Tania left Western Australia in her mid-20s in 1998 to study a Bachelor of Fine Arts (Ceramics) at the National Art School in Sydney. It was here she began to establish a narrative between her make up and her making.
“It became clear to me when teachers would talk about how you looked at things and what you wanted to see, that I’m a person who views things at that very tiny scale and finds them interesting. I’ve been told there’s a tough fragility to my work and I think that comes from my growing up. Also, a childhood like mine is lived at a really slow pace. I was talking to a student the other day who grew up in Sydney and she had a city childhood with lots of people coming and going, and lots of conversation, and that kind of narrative gives this intensity and pace in her work that is obvious. It’s a city person’s work whereas mine is quieter with maybe a stillness.”
Tania first met clay in high school but the relationship didn’t mature until years later.
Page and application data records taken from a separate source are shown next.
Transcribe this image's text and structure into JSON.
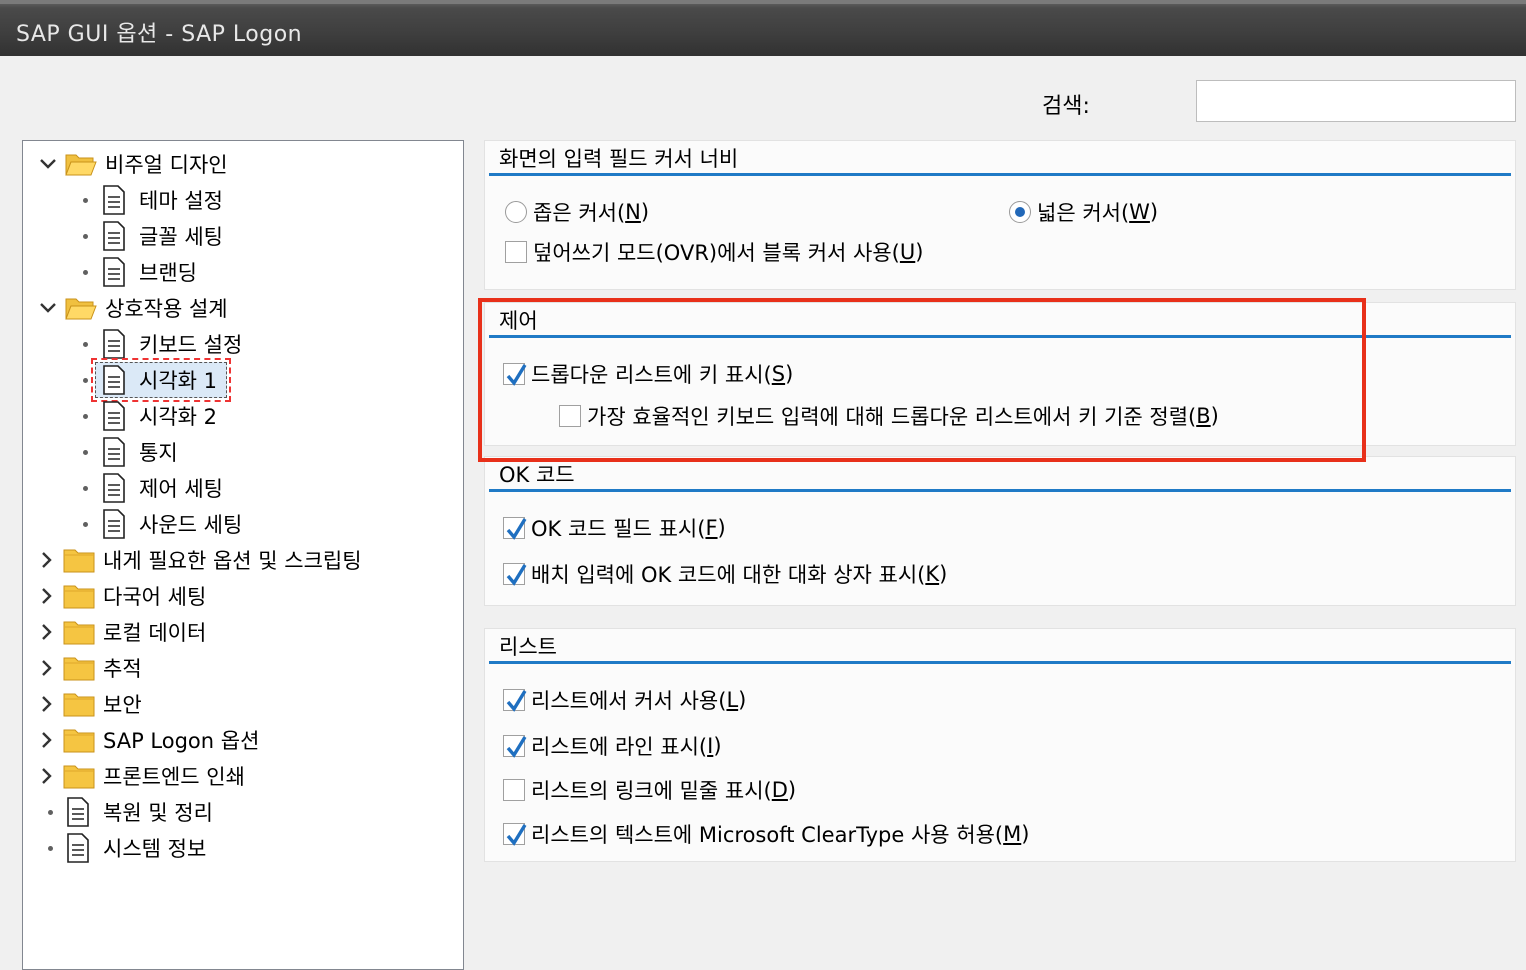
{
  "window": {
    "title": "SAP GUI 옵션 - SAP Logon"
  },
  "search": {
    "label": "검색:",
    "value": ""
  },
  "tree": {
    "visual_design": {
      "label": "비주얼 디자인",
      "children": [
        "테마 설정",
        "글꼴 세팅",
        "브랜딩"
      ]
    },
    "interaction_design": {
      "label": "상호작용 설계",
      "children": [
        "키보드 설정",
        "시각화 1",
        "시각화 2",
        "통지",
        "제어 세팅",
        "사운드 세팅"
      ],
      "selected": "시각화 1"
    },
    "collapsed_folders": [
      "내게 필요한 옵션 및 스크립팅",
      "다국어 세팅",
      "로컬 데이터",
      "추적",
      "보안",
      "SAP Logon 옵션",
      "프론트엔드 인쇄"
    ],
    "leaf_items": [
      "복원 및 정리",
      "시스템 정보"
    ]
  },
  "groups": {
    "cursor": {
      "title": "화면의 입력 필드 커서 너비",
      "narrow": {
        "label": "좁은 커서(",
        "key": "N",
        "end": ")",
        "checked": false
      },
      "wide": {
        "label": "넓은 커서(",
        "key": "W",
        "end": ")",
        "checked": true
      },
      "ovr": {
        "label": "덮어쓰기 모드(OVR)에서 블록 커서 사용(",
        "key": "U",
        "end": ")",
        "checked": false
      }
    },
    "control": {
      "title": "제어",
      "dropdown_keys": {
        "label": "드롭다운 리스트에 키 표시(",
        "key": "S",
        "end": ")",
        "checked": true
      },
      "sort_keys": {
        "label": "가장 효율적인 키보드 입력에 대해 드롭다운 리스트에서 키 기준 정렬(",
        "key": "B",
        "end": ")",
        "checked": false
      }
    },
    "okcode": {
      "title": "OK 코드",
      "show_field": {
        "label": "OK 코드 필드 표시(",
        "key": "F",
        "end": ")",
        "checked": true
      },
      "batch_dialog": {
        "label": "배치 입력에 OK 코드에 대한 대화 상자 표시(",
        "key": "K",
        "end": ")",
        "checked": true
      }
    },
    "list": {
      "title": "리스트",
      "cursor": {
        "label": "리스트에서 커서 사용(",
        "key": "L",
        "end": ")",
        "checked": true
      },
      "lines": {
        "label": "리스트에 라인 표시(",
        "key": "I",
        "end": ")",
        "checked": true
      },
      "underline": {
        "label": "리스트의 링크에 밑줄 표시(",
        "key": "D",
        "end": ")",
        "checked": false
      },
      "cleartype": {
        "label": "리스트의 텍스트에 Microsoft ClearType 사용 허용(",
        "key": "M",
        "end": ")",
        "checked": true
      }
    }
  },
  "colors": {
    "accent_line": "#1f7ac6",
    "highlight": "#e8301a",
    "check": "#1f6fc0"
  }
}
After school, following the encouragement of her parents, she moved to Perth to study graphic design.
“Farming is a hard life and my parents were both very hard working, but my dad especially never encouraged any of us to be farmers. He told us all we should go and study and find something else. I did graphic design but six months after graduating and working as a graphic designer I realised I would be very unhappy doing that. I realised I didn’t like the clients, I don’t negotiate well, I don’t have good people skills and I didn’t want to compromise on anything,” she stops and laughs.
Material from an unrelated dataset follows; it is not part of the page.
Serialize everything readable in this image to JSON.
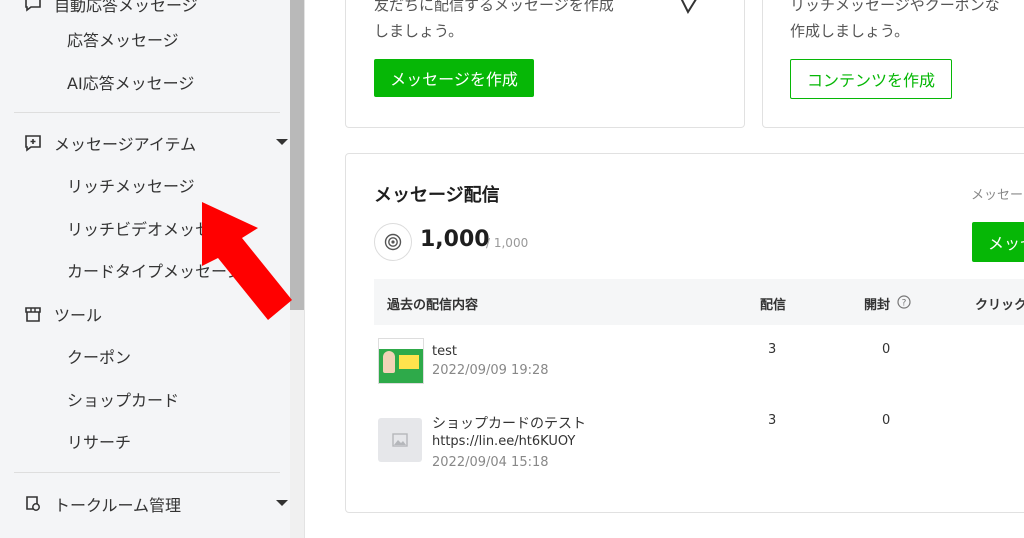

“I bummed about for a bit and eventually I started doing Saturday pottery classes at Perth TAFE. Strangely I hated clay at high school. As a younger person I was very neat so that’s why it seemed like graphic design might have been a good career for me. I was never smudgy. So, I think when I encountered clay again, the messiness of it was a good opposite to me. I found that over-controlling things doesn’t result in anything nice or interesting and clay can be so disobedient.
“It’s a material you can definitely have a conversation with and you realise quite quickly, ‘Oh, this is not what it looks like on YouTube’. I realised it was hard and messy and it was going to take a lifetime to figure out all the technology, and at
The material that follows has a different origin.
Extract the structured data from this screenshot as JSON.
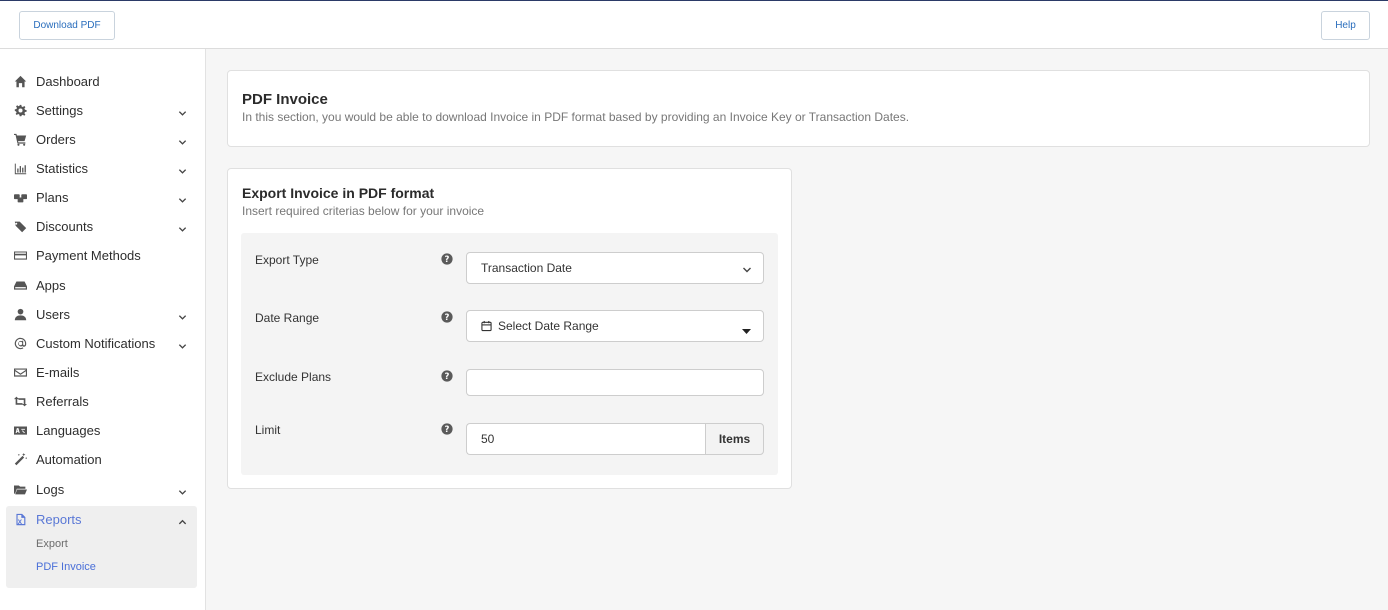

23 the thought that I could spend the rest of my life figuring out the technical side of it, as well as the artistic thing, was very attractive.
“Clay keeps me real. It cracks all the time and does things it is not supposed to, and I guess every artist finds their right medium to have that right conversation with. For me it is clay.”
In 2008 Tania returned to the National Art School as a lecturer and she teaches there weekly. At home, she, Brendan and Flo live a quiet life, walking an hour every morning in Mount Alexandra Reserve. Come evening they walk a route through Mittagong’s streets.
“I have a lovely life and I’m pretty lucky,” she says. “It’s such a lovely life and there are such a lot of people in the world who are having a terrible life, that there are plenty of days doing what I do seems like such a frivolous thing to do with your life. On the worst days it can seem like a completely useless thing to do, so that can be quite debilitating. But I think I am just a maker. I like making things with my hands laboriously for 100 hours. There is something about embedding that time and work that is important to me.”
A Butcher, A Baker, A Bunch of Makers will be at Berrima District Museum from February 20 to August 31. Cadence – Natural Rhythm, will be at Sturt Gallery, Mittagong, from August 4 to September 22.